At least that’s what I thought until I recently began work on a project with a graphic designer who’s unfortunate enough to own Dreamweaver. Coding around the verbose and crufty HTML he’s spewed at me has proven so difficult and error-prone that I find myself re-writing most of it as I go. It’s one thing to throw in a table to lay out a form or a complex page that you can’t figure out in CSS, but when half the cells have spacer images, the rest have bgcolor and width attributes, and the few styles have names like style11 style12, the bitter taste of 1998 comes full on in the back of your palate.

Do I like struggling with CSS bugs for hours each day? Not especially. But a first hand look at the web design of yesteryear proves how far we’ve actually come. I don’t know what other field someone who was a true professional 8 years ago is now a hopelessly out of touch dinosaur (I’m thinking women’s gymnastics), but it gives me a strange hope for the future of web design.

So what is the drive behind the web standards movement? Well it takes all kinds really. The movement tends to have the pedantic face of validation nazis, semanticism obsessives, and unsolicited web redesigners. That attitude quickly turned me off from the whole web design blogosphere a long time ago. But now I realize enduring a bad attitude is a small price to pay for all the contributions the standards scene has given us. To actually reverse-engineer some of the bugs in IE requires such a geek factor that we must expect (and indeed welcome) a certain level of eccentricity among these folk.

Pedantry is not the reason for web standards.
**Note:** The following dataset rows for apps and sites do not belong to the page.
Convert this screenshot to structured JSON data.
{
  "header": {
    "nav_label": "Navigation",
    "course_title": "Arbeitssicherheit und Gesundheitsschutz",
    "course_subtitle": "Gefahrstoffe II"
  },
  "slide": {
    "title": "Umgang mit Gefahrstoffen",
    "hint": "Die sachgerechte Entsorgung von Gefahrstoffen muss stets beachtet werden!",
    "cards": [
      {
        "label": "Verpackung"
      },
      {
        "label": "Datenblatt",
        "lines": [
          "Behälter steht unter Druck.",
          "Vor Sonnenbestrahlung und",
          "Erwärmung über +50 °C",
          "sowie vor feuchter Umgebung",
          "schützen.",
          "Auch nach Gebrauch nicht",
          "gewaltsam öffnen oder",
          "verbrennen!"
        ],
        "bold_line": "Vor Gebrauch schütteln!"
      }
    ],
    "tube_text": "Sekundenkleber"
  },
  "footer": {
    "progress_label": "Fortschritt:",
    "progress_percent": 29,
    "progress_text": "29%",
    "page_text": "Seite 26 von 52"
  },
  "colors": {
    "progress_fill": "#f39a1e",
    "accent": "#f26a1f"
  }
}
But it is the first step towards the real reason: making websites more maintainable, more deliverable, and flat-out better. Yes, CSS has delivered a better world for the professional webby. I can’t wait for IE7. No, seriously.